Okay, so I, Lexi/Alexis, have another confession to make. I love the south. I love reading women's fiction set in the old south. If it's good, it has hilarious and sassy characters facing a time where it seems they don't necessarily fit in. The best part are the strong women who ran things and got their way. I admire strong women and so this fiction is best for me. That's why I gave Out of the Easy by Ruta Sepetys. All I needed was to see the setting was NOLA and I was hooked.
Summary: "It's 1950 and the French Quarter of New Orleans simmers with secrets. Known among locals as the daughter of a brothel prostitute, Josie Moraine wants more out of life than the Big Easy has to offer. She devises a plan get out, but a mysterious death in the Quarter leaves Josie tangled in an investigation that will challenge her allegiance to her mother, her conscience, and Willie Woodley, the brusque madam on Conti Street.
Josie is caught between the dream of an elite college and a clandestine underworld. New Orleans lures her in her quest for truth, dangling temptation at every turn, and escalating to the ultimate test.
With characters as captivating as those in her internationally bestselling novel Between Shades of Gray, Ruta Sepetys skillfully creates a rich story of secrets, lies, and the haunting reminder that decisions can shape our destiny." (Thanks again, Amazon.com!)
I have never read Ms. Sepetys's other novel, and didn't even realize she wrote that novel until the summary above just now. Thus, however her other book is, this review has not been affected by that in any way, shape, or form.
This novel... What can I say?... It was wonderful.
This novel is a great novel about family and life choices. Josie's family was completely unconventional. My personal philosophy is that you choose your family, and blood can have nothing to do with it at all. So as unconventional as Josie's life and family is, you can feel the immense love from beginning to end.
Sepety is so descriptive and nonchalant about Josie's life that you feel like growing up around prostitutes is no big deal. Living where mobsters dwell, and knowing which guys are faithful to their wives or not and everything is completely normal. You feel as if it's just another day in the world.
You learn that choices and decisions in life can make or break a person, and that it's up to you to find the good in your life. If Josie could be as strong and as loving as she was even though her biological mother was so horrid, you can, too. Just by that alone, this novel shows that you choose who to be and how to be, that certain events and circumstances can happen, but it truly is you who decides how that event is going to affect you and shape your personality and heart. This is just one facet of this novel.
Structurally, this novel makes it easy to follow who each of the characters are. You'll wish you were there to see Willie grumpy in the morning, or Jesse as a whole. You'll want to live in a bookstore as well, and have people around you that are unsavory characters, but with hearts.
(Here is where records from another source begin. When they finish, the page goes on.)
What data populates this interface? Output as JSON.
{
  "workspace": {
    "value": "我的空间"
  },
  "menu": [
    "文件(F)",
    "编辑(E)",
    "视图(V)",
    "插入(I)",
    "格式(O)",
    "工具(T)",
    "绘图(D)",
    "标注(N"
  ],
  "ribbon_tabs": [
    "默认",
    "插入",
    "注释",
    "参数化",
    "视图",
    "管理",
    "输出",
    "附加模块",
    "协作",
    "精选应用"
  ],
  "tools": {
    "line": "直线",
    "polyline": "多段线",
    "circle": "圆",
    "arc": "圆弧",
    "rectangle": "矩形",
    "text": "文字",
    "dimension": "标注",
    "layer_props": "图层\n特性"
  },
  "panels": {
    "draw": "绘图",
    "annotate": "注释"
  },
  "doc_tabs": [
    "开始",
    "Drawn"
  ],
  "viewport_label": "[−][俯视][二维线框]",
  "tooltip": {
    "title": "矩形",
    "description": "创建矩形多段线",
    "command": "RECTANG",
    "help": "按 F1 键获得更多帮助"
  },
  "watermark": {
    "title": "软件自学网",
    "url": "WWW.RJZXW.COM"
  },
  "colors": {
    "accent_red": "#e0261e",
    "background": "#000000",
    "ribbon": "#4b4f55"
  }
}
The sentences and grammar are perfectly fine, my fellow grammar soldiers. My favorite are the turns of phrases and how Septey described things. A couple are these:
"I'll be back in a sneeze to pick you up." -pg. 175
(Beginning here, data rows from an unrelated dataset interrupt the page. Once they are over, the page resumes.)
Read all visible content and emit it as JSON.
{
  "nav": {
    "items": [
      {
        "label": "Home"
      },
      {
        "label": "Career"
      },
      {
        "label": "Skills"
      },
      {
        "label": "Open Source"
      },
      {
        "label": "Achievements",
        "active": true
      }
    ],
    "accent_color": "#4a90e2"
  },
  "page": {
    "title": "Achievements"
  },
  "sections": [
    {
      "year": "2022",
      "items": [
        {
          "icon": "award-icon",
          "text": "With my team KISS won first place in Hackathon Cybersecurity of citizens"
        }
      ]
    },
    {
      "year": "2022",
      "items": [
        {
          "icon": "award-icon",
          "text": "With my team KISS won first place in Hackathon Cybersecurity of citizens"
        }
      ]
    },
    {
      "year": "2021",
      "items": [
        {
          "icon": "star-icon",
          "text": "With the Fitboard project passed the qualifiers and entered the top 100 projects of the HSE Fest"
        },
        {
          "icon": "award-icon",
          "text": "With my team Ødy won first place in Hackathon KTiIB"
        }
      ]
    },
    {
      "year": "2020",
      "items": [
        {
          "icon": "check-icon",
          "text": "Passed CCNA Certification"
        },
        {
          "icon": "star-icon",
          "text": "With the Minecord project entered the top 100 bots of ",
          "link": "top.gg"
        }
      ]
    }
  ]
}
"...the girl carrying a bucket of lies and throwing them like confetti..." pg. 187
Also, there was a metaphor of a moth in one's throat that was perfect.
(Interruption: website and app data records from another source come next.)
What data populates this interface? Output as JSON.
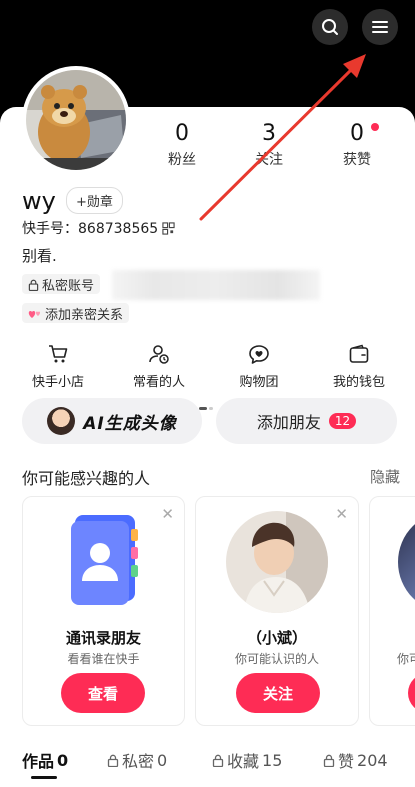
{
  "header": {
    "search_icon": "search-icon",
    "menu_icon": "menu-icon"
  },
  "profile": {
    "name": "wy",
    "badge": "+勋章",
    "uid_label": "快手号：868738565",
    "bio": "别看.",
    "tags": [
      "私密账号",
      "添加亲密关系"
    ]
  },
  "stats": [
    {
      "num": "0",
      "label": "粉丝"
    },
    {
      "num": "3",
      "label": "关注"
    },
    {
      "num": "0",
      "label": "获赞"
    }
  ],
  "shortcuts": [
    {
      "label": "快手小店",
      "icon": "cart-icon"
    },
    {
      "label": "常看的人",
      "icon": "person-clock-icon"
    },
    {
      "label": "购物团",
      "icon": "heart-chat-icon"
    },
    {
      "label": "我的钱包",
      "icon": "wallet-icon"
    }
  ],
  "pills": {
    "ai_label": "AI生成头像",
    "friend_label": "添加朋友",
    "friend_count": "12"
  },
  "recommend": {
    "title": "你可能感兴趣的人",
    "hide": "隐藏",
    "cards": [
      {
        "title": "通讯录朋友",
        "sub": "看看谁在快手",
        "button": "查看"
      },
      {
        "title": "（小斌）",
        "sub": "你可能认识的人",
        "button": "关注"
      },
      {
        "sub": "你可"
      }
    ]
  },
  "tabs": [
    {
      "label": "作品",
      "count": "0"
    },
    {
      "label": "私密",
      "count": "0"
    },
    {
      "label": "收藏",
      "count": "15"
    },
    {
      "label": "赞",
      "count": "204"
    }
  ],
  "colors": {
    "accent": "#fe2c55",
    "annotation_arrow": "#e8392e"
  }
}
This novel was just all-around awesome. I truly hope you guys read this. My rating?
Now, I know that there is a number system for a reason, but this novel is one I will be going back to read for sure. It's exciting and unpredictable! You get so wrapped up that it'll take a minute or two to answer if a person interrupts.
Suggestions? Not really any for this one. Just let yourself be immersed in the NOLA culture of the time, and enjoy.
Have an amazing Easter!!!!!
Until next time, loves!